=== Section Start ===

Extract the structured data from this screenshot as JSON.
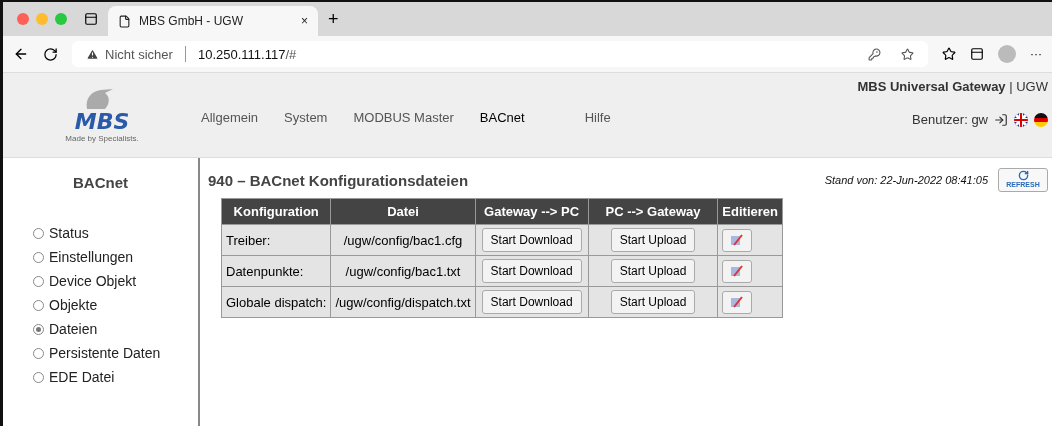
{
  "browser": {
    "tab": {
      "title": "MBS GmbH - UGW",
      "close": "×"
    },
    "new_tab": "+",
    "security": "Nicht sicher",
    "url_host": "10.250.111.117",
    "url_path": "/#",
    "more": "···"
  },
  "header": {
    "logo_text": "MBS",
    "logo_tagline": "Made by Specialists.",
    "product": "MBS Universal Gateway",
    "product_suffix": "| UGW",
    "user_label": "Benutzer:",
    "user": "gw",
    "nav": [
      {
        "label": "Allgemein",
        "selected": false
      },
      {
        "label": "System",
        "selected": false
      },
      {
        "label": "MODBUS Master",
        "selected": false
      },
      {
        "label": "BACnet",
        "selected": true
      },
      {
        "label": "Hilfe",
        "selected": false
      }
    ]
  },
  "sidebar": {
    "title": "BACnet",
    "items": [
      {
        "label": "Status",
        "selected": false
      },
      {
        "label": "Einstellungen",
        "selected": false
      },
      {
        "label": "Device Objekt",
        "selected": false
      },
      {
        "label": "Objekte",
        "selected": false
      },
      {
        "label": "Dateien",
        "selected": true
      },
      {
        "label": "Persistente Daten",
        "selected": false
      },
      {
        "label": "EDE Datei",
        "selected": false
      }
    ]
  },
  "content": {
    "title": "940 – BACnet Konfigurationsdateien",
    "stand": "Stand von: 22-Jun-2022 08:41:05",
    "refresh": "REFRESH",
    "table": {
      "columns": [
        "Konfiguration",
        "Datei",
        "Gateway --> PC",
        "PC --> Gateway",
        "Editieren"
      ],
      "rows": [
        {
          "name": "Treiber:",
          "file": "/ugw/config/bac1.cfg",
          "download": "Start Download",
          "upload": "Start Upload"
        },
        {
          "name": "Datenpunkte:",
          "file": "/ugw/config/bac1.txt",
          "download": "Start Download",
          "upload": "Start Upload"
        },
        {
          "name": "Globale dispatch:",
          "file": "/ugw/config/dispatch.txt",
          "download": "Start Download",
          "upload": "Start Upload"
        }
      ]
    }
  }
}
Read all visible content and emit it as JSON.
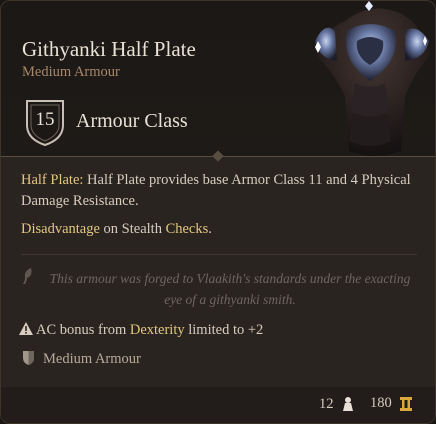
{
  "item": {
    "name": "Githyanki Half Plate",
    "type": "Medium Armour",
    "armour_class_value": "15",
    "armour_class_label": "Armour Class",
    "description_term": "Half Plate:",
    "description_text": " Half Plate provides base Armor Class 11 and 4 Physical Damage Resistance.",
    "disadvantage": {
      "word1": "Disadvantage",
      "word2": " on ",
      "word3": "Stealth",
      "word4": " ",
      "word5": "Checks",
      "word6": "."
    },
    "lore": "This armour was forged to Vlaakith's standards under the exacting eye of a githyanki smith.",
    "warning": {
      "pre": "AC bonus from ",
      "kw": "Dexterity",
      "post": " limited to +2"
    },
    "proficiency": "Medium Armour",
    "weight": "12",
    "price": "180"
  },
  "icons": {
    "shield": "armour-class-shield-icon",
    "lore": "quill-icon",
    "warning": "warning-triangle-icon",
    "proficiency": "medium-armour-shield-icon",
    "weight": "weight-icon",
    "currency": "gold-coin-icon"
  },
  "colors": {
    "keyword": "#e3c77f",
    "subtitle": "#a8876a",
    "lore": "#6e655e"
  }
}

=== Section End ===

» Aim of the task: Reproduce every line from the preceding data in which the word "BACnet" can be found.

» Reply:
        "label": "BACnet",
    "title": "BACnet",
    "title": "940 – BACnet Konfigurationsdateien",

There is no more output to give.